neutrality, the legal position emerging from the abstention of a state from any participation in a conflict between other nations, the preservation of an attitude of impartiality toward the belligerents, and the acceptance by the belligerents of this abstention and impartiality.
- 1 What do you mean by neutrality in international law?
- 2 What are the different kinds of neutrality?
- 3 What is the policy of international neutrality?
- 4 What is neutrality explain?
- 5 What is concept of neutrality?
- 6 What are the duties of neutrality?
- 7 Why is neutrality important?
- 8 What are the rights of neutral states?
- 9 What is neutrality in government?
- 10 How do you use neutrality?
What do you mean by neutrality in international law?
1. The specific position, specified by international law, of a state that is not involved in a military confrontation is known as neutrality (Armed Conflict, International). As a result of this position, the neutral and belligerent states have unique rights and obligations in their dealings with one another (Belligerency).
What are the different kinds of neutrality?
Voluntary Conventional neutrality: In some cases, a state is obligated by treaty to maintain its neutrality; in all other cases, the state’s neutrality is completely optional. A state’s neutrality is protected by military force if the state takes military action to maintain its neutral position. Benevolent neutrality is a word that is no longer in use to describe anything other than neutral behavior.
What is the policy of international neutrality?
Neutralism, often known as “neutralist policy,” is a foreign policy doctrine in which a state declares that it will not participate in future hostilities. A sovereign state that reserves the right to intervene in a war if it is attacked by a party to the conflict is considered to be in a state of armed neutrality.
What is neutrality explain?
In the dictionary, neutrality is defined as: the attribute or state of remaining neutral, particularly: the unwillingness to take part in a battle between two or more powers. The country declared itself to be neutral in international affairs.
What is concept of neutrality?

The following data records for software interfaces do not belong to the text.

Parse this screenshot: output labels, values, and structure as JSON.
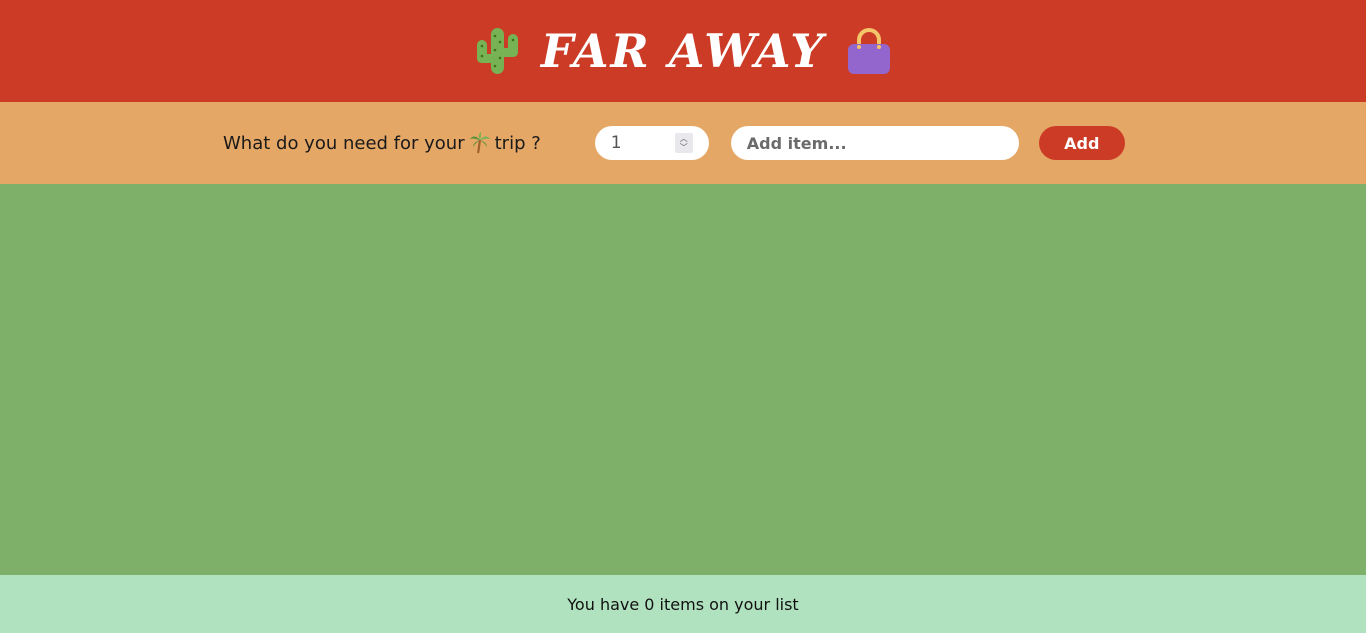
{
  "header": {
    "title": "Far Away",
    "left_icon": "cactus-icon",
    "right_icon": "handbag-icon"
  },
  "form": {
    "prompt_before": "What do you need for your",
    "prompt_icon": "palm-tree-icon",
    "prompt_after": "trip ?",
    "quantity_value": "1",
    "item_placeholder": "Add item...",
    "add_label": "Add"
  },
  "footer": {
    "stats_text": "You have 0 items on your list"
  },
  "colors": {
    "header_bg": "#cc3b25",
    "form_bg": "#e5a766",
    "list_bg": "#7fb069",
    "footer_bg": "#b1e2bf"
  }
}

Neutrality is the inclination not to take a side in a fight (physical or ideological), which does not always imply that neutral parties do not have a side or are not themselves on a side. In colloquial use, the term neutral might be considered identical with unbiasedness.
What are the duties of neutrality?
It is prohibited for a neutral state to openly participate in hostilities, nor to: (1) lend assistance to belligerents; (2) recruit troops for the belligerents or allow third parties to do so on its territory; (3) supply military equipment on any pretext whatsoever; or (4) provide military intelligence.
Why is neutrality important?
The policy of neutrality, as a result, helps to the consolidation of peace and security in key regions and at the global level, and it plays a significant role in the development of peaceful, cordial, and mutually beneficial relations between nations throughout the world.
What are the rights of neutral states?
After the end of hostilities, the neutral State has the authority to refuse to repatriate deserters who have sought sanctuary in its territory. This is known as the “refusal to repatriate” doctrine. When hostilities begin, policy for such topics should be clearly defined and, preferably, agreed upon by all of the belligerent countries.
What is neutrality in government?
In order to guarantee religious freedom, the government’s neutrality toward religion is a critical concept to follow. When taken collectively, these constitutional safeguards demand that the government maintain a neutral attitude toward religion, neither favoring nor disfavoring any one religion or religion in general.
How do you use neutrality?
(1) They have been adamant in their support for neutrality. (2) Switzerland has declared itself to be neutral. (3) Their shroud of neutrality in the Iran-Iraq war was beginning to fray a little bit around the edges. neutrality in that it is a state of mind during times of peace rather than a legal position during times of war, as opposed to neutrality in that it is an attitude of mind during times of conflict.